Five Helpful Things I Learned From My First Job
I was barely 19 years old, newly married and was so excited to be interviewing for my first job. I walked into the large, glass, modern building that overwhelmed my small town girl vision. I was interviewing for an accounting position with one of the largest insurance agencies in the south.
I knew nothing about interviewing for a job. I used a head hunter agency to find the job so they took care of opening the door for me.
I walked in for the interview and right away met the world of sexual innuendo in the corporate world. The interviewer happened to be my future boss. It was a rude awakening to life as I had never known it.
I didn't have much to present about myself other than I was a good student trained in accounting.
I made it through the interview and accepted the job and was on my way to a full time job making more than I had ever made in my short life of 19 years.
I experienced many things in my short term there. I learned that sexual innuendo was a normal part of corporate life. I met a true racist for the first time in my life. I was called more derogatory names and heard more derogatory terms toward me than I had ever experienced. I came home in tears often. I discovered the chili slaw dog at Orange Julius!
Five helpful things I learned from the my first job that could keep you from having my same experience with your job:
1. Be realistic about where you are. If you don't have a lot of experience, that's ok. You start where you are and learn and grow.
2. Learn about your strengths and talents that will benefit the company. Learn as much as you can about your uniqueness and strengths before you go in for an interview. This will increase your confidence in yourself and your abilities to do a good job.
3. Know your value as a person and as an employee. Don't believe that you must take unwanted advances or cruel language just to keep your job.
4. Don't take everything personal - people can be cruel.
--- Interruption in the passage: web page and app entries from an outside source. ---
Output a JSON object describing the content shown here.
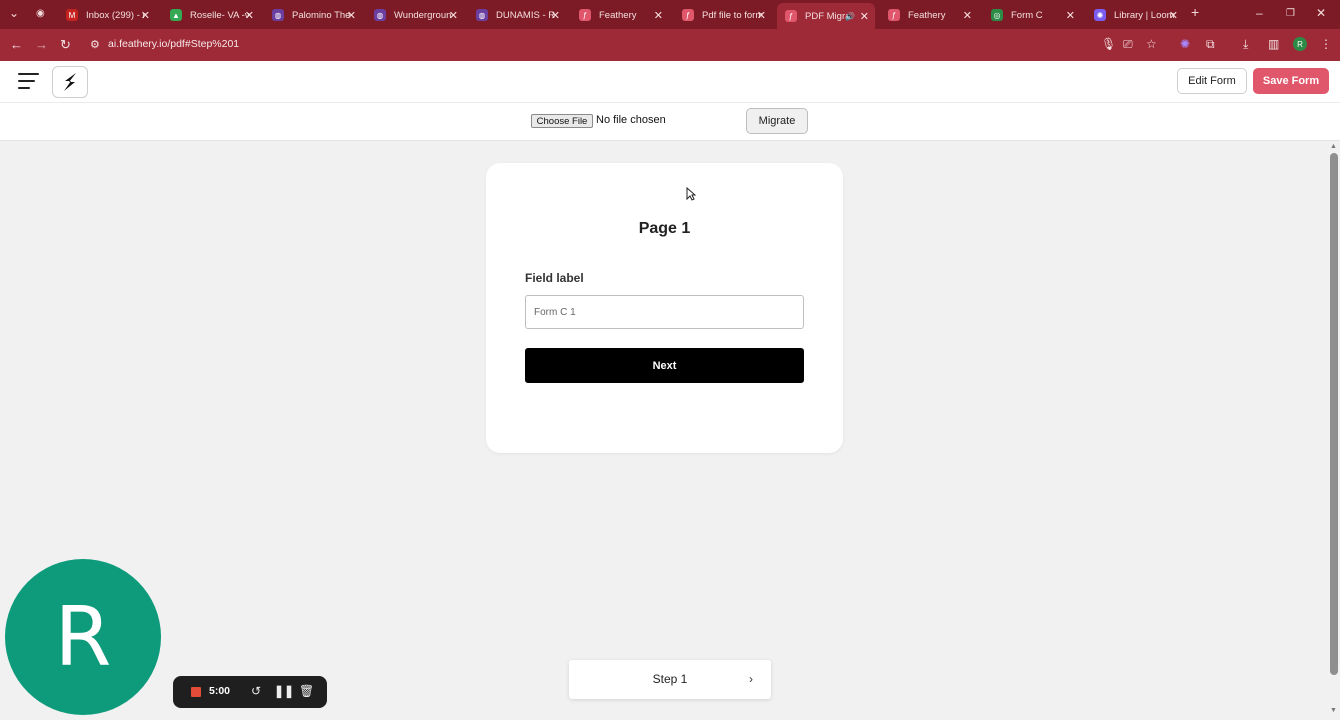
{
  "browser": {
    "tabs": [
      {
        "title": "Inbox (299) - r",
        "icon": "gmail-icon",
        "color": "#c5221f"
      },
      {
        "title": "Roselle- VA -v",
        "icon": "drive-icon",
        "color": "#34a853"
      },
      {
        "title": "Palomino The",
        "icon": "site-icon",
        "color": "#6b3fa0"
      },
      {
        "title": "Wundergroun",
        "icon": "site-icon",
        "color": "#6b3fa0"
      },
      {
        "title": "DUNAMIS - R",
        "icon": "site-icon",
        "color": "#6b3fa0"
      },
      {
        "title": "Feathery",
        "icon": "feathery-icon",
        "color": "#e0566b"
      },
      {
        "title": "Pdf file to form",
        "icon": "feathery-icon",
        "color": "#e0566b"
      },
      {
        "title": "PDF Migra",
        "icon": "feathery-icon",
        "color": "#e0566b",
        "active": true
      },
      {
        "title": "Feathery",
        "icon": "feathery-icon",
        "color": "#e0566b"
      },
      {
        "title": "Form C",
        "icon": "globe-icon",
        "color": "#2c8b46"
      },
      {
        "title": "Library | Loom",
        "icon": "loom-icon",
        "color": "#7a5cf0"
      }
    ],
    "url": "ai.feathery.io/pdf#Step%201",
    "profile_initial": "R"
  },
  "app": {
    "edit_form_label": "Edit Form",
    "save_form_label": "Save Form",
    "accent_color": "#e0566b"
  },
  "file_bar": {
    "choose_file_label": "Choose File",
    "no_file_text": "No file chosen",
    "migrate_label": "Migrate"
  },
  "form": {
    "page_title": "Page 1",
    "field_label": "Field label",
    "field_placeholder": "Form C 1",
    "next_label": "Next"
  },
  "step_nav": {
    "label": "Step 1"
  },
  "recorder": {
    "avatar_initial": "R",
    "avatar_color": "#0e9b7c",
    "time": "5:00"
  }
}
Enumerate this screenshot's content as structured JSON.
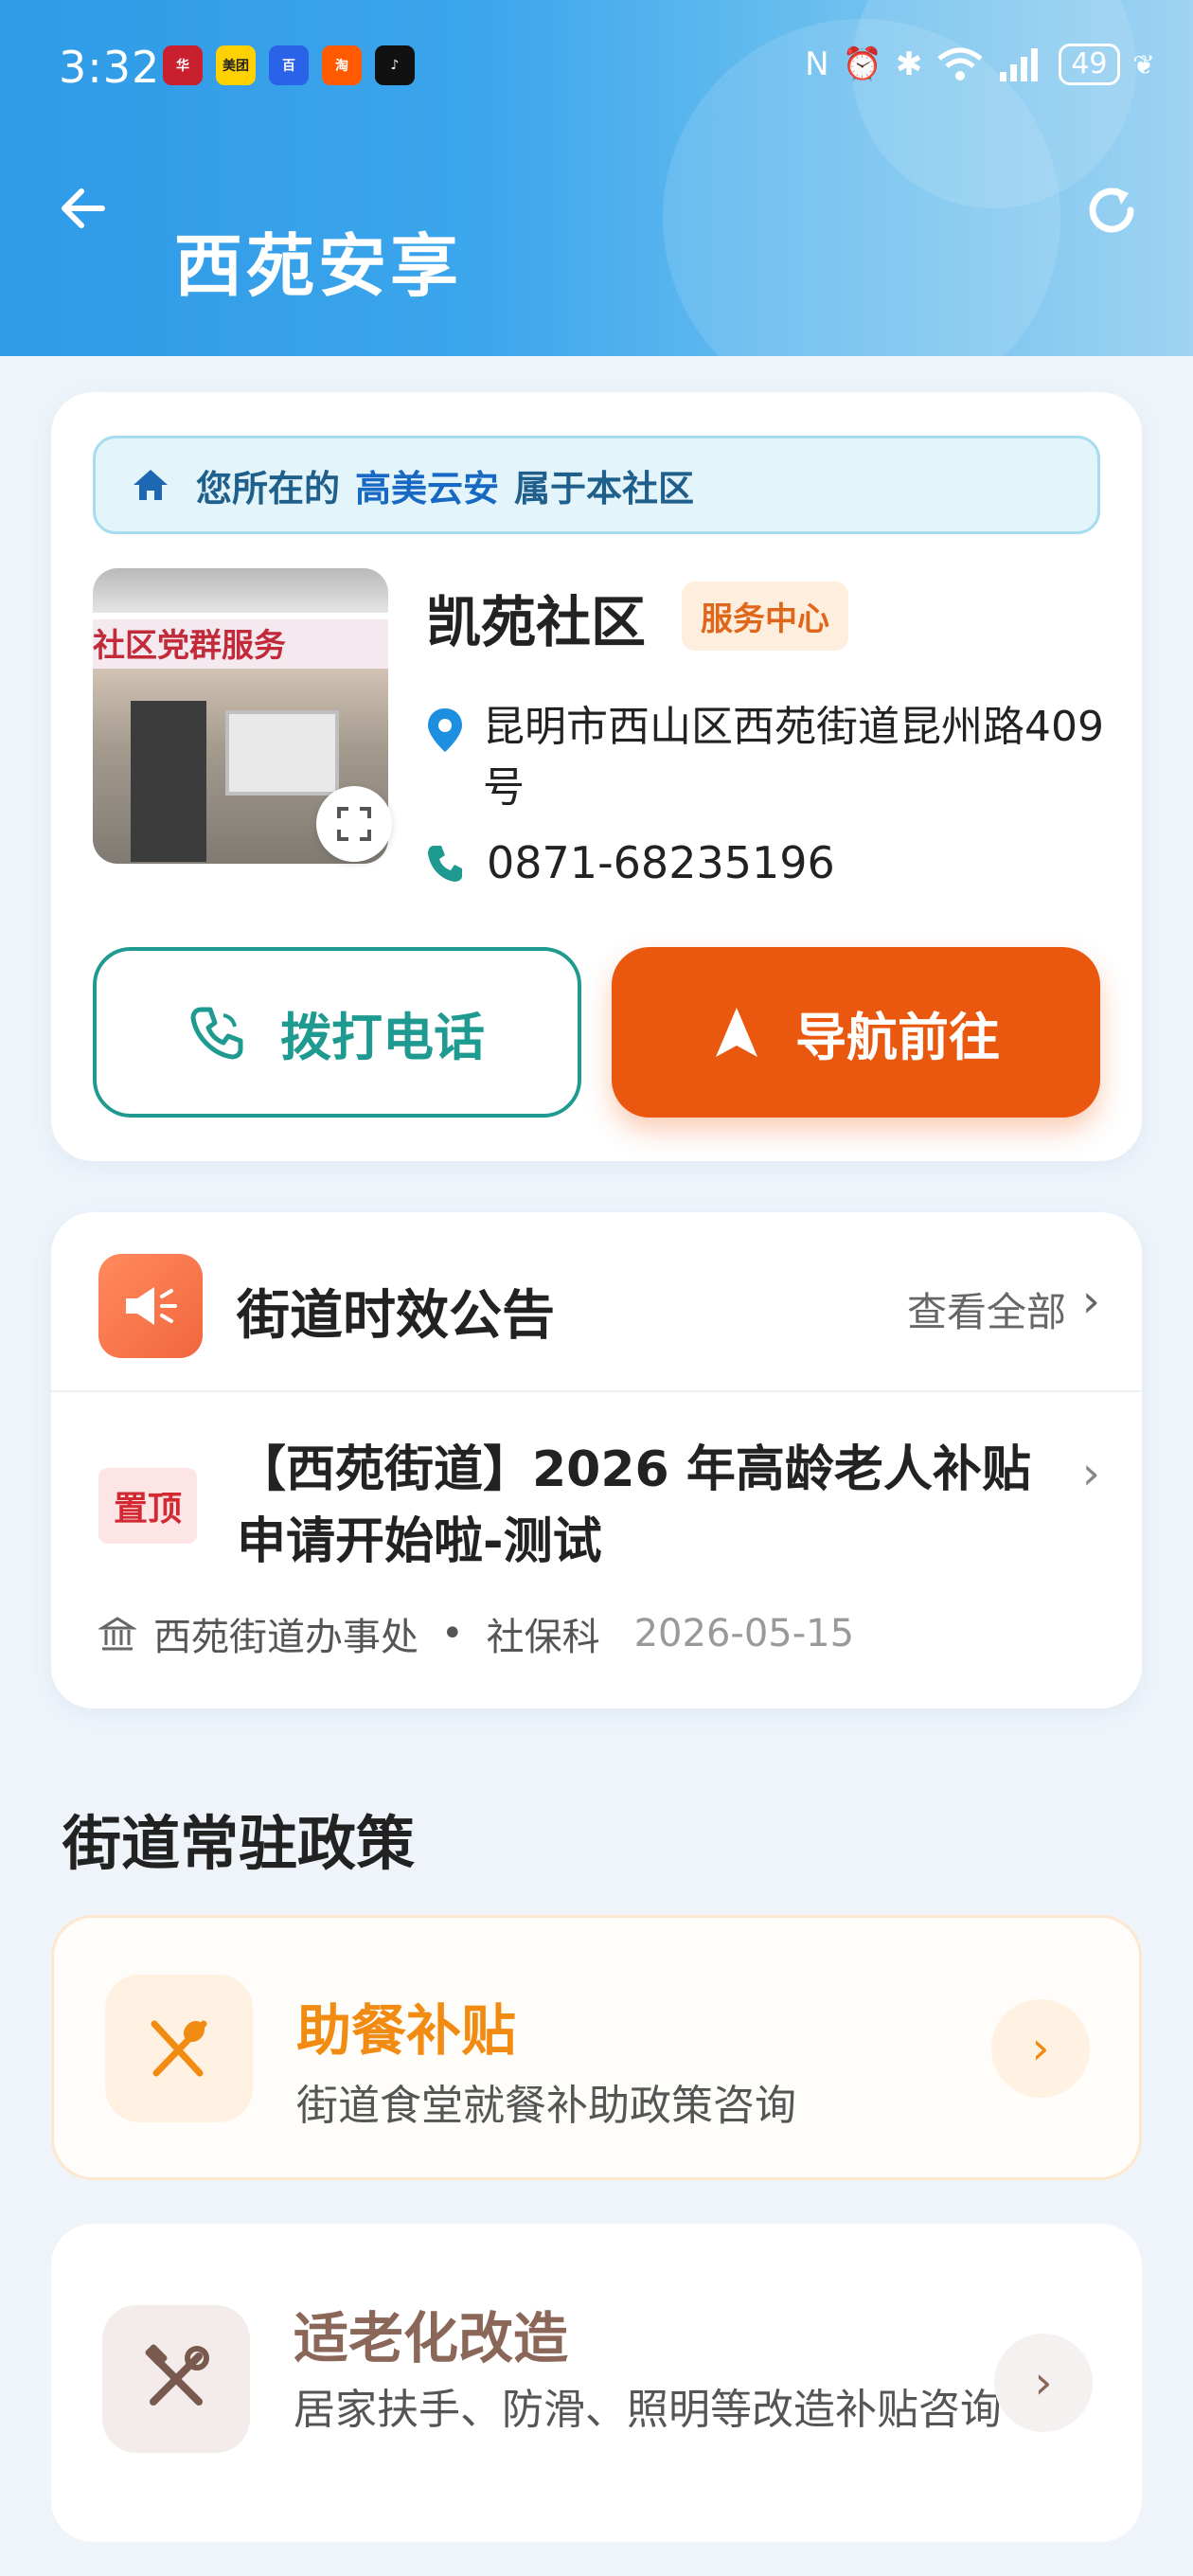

It's there problem, not yours!
5. Make it your own - personalize your job in some way. In a way, put your signature on your work. You will be more likely to do your best.